U.S. Officials Defend Drone Attacks in Pakistan Against U.N. Criticism

A U.S. Predator unmanned drone armed with a missile sets off from its hangar at Bagram air base in Afghanistan (Bonny Schoonakker / AFP-Getty Images)

U.S. officials are citing Pakistani officials' acquiescence, if not support, for drone-borne missile strikes on suspected terrorist targets as part of the Obama administration's defense against a United Nations human-rights monitor's warning about possible legal problems with such "targeted killings." In a report that will be presented on Thursday to the U.N. Human Rights Council, Philip Alston, an international-law professor hired by the U.N. to examine extrajudicial and targeted killings, says that recent and growing use by U.S. administrations of drone-borne missiles threatens to undermine international human-rights laws on war and to encourage killings by remote control.

While using drones to attack what amounts to military targets might not be strictly illegal under existing laws of war, Alston says, because such practices "make it easier to kill without risk to a state's forces, policymakers and commanders will be tempted to interpret the legal limitations on who can be killed, and under what circumstances, too expansively." Moreover, Alston says, "because [drone] operators are based thousands of miles away from the battlefield and undertake operations entirely through computer screens and remote audio feed, there is a risk of developing a 'PlayStation' mentality to killing." Alston recommends that if a government carries out a targeted killing on another country's territory, the second state "should publicly indicate whether it gave consent, and on what basis." Alston adds that governments should also make public "the number of civilians collaterally killed in a targeted killing operation, and the measures in place to prevent such casualties."

While the American government's use of drone-borne missile attacks against suspected terrorist targets, particularly in Pakistan, was significantly stepped up in the summer of 2008 by the administration of President George W. Bush, the Obama administration by most accounts has intensified the use of the remotely fired missiles against suspected terror encampments; among the most recent terrorist suspects alleged to have been killed by a U.S. missile strike in Pakistan was the third-ranking leader of Al Qaeda's central command, longtime Osama bin Laden lieutenant Mustafa Abu Al-Yazid.

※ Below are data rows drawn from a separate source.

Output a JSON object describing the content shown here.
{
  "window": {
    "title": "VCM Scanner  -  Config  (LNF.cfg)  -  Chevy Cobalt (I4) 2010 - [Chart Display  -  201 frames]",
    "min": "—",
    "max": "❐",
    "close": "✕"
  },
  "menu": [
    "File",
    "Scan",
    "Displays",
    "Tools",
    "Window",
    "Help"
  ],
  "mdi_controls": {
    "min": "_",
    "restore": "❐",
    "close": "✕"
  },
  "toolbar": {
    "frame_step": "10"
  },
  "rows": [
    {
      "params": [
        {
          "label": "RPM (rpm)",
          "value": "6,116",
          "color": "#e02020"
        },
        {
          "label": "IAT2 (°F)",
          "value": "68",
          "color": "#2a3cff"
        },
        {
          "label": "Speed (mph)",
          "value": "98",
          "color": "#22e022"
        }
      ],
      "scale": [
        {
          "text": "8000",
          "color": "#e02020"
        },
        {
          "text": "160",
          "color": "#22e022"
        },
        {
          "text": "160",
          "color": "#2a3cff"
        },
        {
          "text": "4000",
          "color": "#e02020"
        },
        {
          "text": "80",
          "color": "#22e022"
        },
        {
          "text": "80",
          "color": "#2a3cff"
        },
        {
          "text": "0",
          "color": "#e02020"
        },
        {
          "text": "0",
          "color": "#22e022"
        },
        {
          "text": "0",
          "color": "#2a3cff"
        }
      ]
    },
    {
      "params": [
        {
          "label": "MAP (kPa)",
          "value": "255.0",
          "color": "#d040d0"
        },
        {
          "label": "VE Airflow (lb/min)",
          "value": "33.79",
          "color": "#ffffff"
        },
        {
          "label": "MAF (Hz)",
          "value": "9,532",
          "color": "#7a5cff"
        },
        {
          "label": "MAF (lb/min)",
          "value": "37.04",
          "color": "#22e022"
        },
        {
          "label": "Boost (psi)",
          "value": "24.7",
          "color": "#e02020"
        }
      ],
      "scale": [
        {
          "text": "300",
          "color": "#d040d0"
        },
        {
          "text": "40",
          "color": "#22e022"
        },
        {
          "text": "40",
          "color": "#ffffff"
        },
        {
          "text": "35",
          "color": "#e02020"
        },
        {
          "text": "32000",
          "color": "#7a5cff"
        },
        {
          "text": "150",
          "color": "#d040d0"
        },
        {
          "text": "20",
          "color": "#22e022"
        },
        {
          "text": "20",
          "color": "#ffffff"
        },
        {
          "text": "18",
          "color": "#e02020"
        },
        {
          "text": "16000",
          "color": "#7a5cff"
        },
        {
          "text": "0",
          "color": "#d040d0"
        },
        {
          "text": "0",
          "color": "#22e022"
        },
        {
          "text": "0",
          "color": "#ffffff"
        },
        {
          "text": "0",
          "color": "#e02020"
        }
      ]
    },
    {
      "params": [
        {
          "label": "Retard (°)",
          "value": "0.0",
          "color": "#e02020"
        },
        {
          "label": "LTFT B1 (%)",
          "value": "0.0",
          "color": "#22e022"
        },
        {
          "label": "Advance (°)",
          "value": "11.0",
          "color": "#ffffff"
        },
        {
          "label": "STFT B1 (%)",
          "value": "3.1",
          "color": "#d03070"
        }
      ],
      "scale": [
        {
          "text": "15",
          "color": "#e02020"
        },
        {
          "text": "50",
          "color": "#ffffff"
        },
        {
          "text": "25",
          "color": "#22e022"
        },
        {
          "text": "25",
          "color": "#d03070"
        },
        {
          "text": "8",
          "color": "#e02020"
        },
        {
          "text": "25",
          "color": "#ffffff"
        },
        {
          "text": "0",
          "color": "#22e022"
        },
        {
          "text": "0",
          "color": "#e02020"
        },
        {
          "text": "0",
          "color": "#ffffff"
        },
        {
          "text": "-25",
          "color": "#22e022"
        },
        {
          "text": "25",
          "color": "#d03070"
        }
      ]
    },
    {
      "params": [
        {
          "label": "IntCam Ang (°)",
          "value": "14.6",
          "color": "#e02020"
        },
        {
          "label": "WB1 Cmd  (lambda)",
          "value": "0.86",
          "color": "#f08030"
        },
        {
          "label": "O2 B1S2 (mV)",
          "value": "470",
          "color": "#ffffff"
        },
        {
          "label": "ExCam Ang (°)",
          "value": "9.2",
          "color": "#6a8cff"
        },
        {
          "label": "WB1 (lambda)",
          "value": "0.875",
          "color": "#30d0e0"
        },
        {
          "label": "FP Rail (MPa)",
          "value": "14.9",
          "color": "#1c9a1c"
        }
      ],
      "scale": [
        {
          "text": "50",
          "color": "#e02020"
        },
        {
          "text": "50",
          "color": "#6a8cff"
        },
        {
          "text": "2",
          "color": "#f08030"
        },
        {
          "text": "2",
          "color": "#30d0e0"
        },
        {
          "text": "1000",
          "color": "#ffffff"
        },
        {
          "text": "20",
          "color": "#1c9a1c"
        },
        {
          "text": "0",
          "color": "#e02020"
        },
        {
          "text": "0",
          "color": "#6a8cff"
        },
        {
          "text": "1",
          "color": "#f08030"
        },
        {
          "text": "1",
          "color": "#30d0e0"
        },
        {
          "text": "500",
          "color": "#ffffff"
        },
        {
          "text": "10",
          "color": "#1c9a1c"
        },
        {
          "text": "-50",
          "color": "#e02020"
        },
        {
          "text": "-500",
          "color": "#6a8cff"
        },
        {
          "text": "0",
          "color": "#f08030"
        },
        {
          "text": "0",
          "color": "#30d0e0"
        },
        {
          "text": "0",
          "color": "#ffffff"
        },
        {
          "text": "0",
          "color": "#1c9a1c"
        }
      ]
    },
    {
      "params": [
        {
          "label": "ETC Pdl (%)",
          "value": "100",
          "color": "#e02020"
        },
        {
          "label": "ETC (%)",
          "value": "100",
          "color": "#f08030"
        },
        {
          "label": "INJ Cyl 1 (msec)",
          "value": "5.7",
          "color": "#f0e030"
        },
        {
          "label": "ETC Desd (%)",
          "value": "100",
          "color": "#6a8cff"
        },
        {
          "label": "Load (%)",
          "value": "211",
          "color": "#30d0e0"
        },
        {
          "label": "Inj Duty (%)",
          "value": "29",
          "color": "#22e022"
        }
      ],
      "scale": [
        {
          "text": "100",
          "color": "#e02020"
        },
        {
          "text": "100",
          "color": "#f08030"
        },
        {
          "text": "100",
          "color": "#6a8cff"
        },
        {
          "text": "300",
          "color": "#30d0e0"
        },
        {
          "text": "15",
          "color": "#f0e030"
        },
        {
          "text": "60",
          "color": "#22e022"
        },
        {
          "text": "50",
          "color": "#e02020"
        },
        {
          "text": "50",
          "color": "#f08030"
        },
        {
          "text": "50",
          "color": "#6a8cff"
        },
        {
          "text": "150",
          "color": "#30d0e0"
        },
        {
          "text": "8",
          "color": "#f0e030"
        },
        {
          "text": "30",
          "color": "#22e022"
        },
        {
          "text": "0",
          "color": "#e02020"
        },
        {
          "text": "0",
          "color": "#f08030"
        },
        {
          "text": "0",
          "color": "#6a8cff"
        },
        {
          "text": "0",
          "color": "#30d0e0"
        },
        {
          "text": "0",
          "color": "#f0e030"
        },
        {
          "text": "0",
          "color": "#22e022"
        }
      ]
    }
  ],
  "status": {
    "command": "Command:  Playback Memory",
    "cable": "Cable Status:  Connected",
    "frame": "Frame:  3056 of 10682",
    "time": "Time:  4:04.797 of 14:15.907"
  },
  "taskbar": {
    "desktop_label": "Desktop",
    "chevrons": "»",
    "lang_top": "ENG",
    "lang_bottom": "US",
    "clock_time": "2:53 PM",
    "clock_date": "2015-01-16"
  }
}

Due to Pakistani government sensitivities and Islamabad's private pleas to officials that its knowledge and tolerance of such attacks should be kept secret, however, missile strikes on Pakistani territory are usually conducted by CIA-operated drones under the auspices of a presidential "covert action" finding, which requires that details of any such operation be kept officially secret.

Publicly, U.S. officials defend the drone-strike policy, but only in elliptical terms. "Without discussing or confirming any specific action, this agency's operations are, of course, designed from the very start to be lawful and are subject to close oversight within our government. Those are facts. The accountability is real, and so is the fidelity to American policy," insisted Paul Gimigliano, a spokesman for the CIA. In a speech earlier this year, Harold Koh, a noted academic expert on international human-rights law who joined the Obama administration as chief lawyer for the State Department, offered a somewhat more explicit defense of drone strikes. It is, Koh said, the "considered view of this administration...that targeting practices, including lethal operations conducted with the use of unmanned aerial vehicles, comply with all applicable law, including the laws of war."

Privately, some officials argue that one reason that the drone campaign is legitimate is because whatever they might say about missile strikes publicly, in private Pakistani authorities are essentially America's partners. "If anyone's suggesting that the strikes at terrorists are against the will of the Pakistani government, they're wrong," said one official familiar with the policy, who asked for anonymity when discussing sensitive information. "This is a common fight, not a unilateral one," the official said, adding, "That alone makes absurd the theory, put forward by a small handful of academics, that American officials would somehow be tried for murder in Pakistani courts."

The official continued: "These operations have a precision unsurpassed in the history of warfare. Not even the terrorists can credibly claim—let alone prove—that they cause large numbers of innocent casualties. They don't. What are the options for stopping these killers? The Pakistanis don't want the military fighting on their soil. They've made that clear. That choice is off the table. We have a way to get at dangerous terrorists operating in areas otherwise inaccessible to the central government or to conventional military units. It's effective, exact, and essential. Alston doesn't contradict those points; he's just saying he can't prove them himself."

The official insisted that before any missile strike was launched, extensive intelligence-collection efforts and rigorous target analysis was conducted by personnel. "There's a careful process to the nomination of targets—decisions aren't made in the blink of an eye. It's far cleaner in terms of innocent lives or property damage than the conventional battlefield actions of any military." The Obama administration views the missile attacks as being of such importance that some officials fear that if they were wound down or ended, it could increase civilian deaths. "The end of these counterterrorism operations—lawful, precise, and effective—could, in fact, mean more civilian casualties, either through messier actions in Pakistan with more collateral damage or more victims of successful extremist attacks around the world," the U.S. official maintained, adding, "It's a clear case of self-defense, legitimate under the U.N. charter and international law."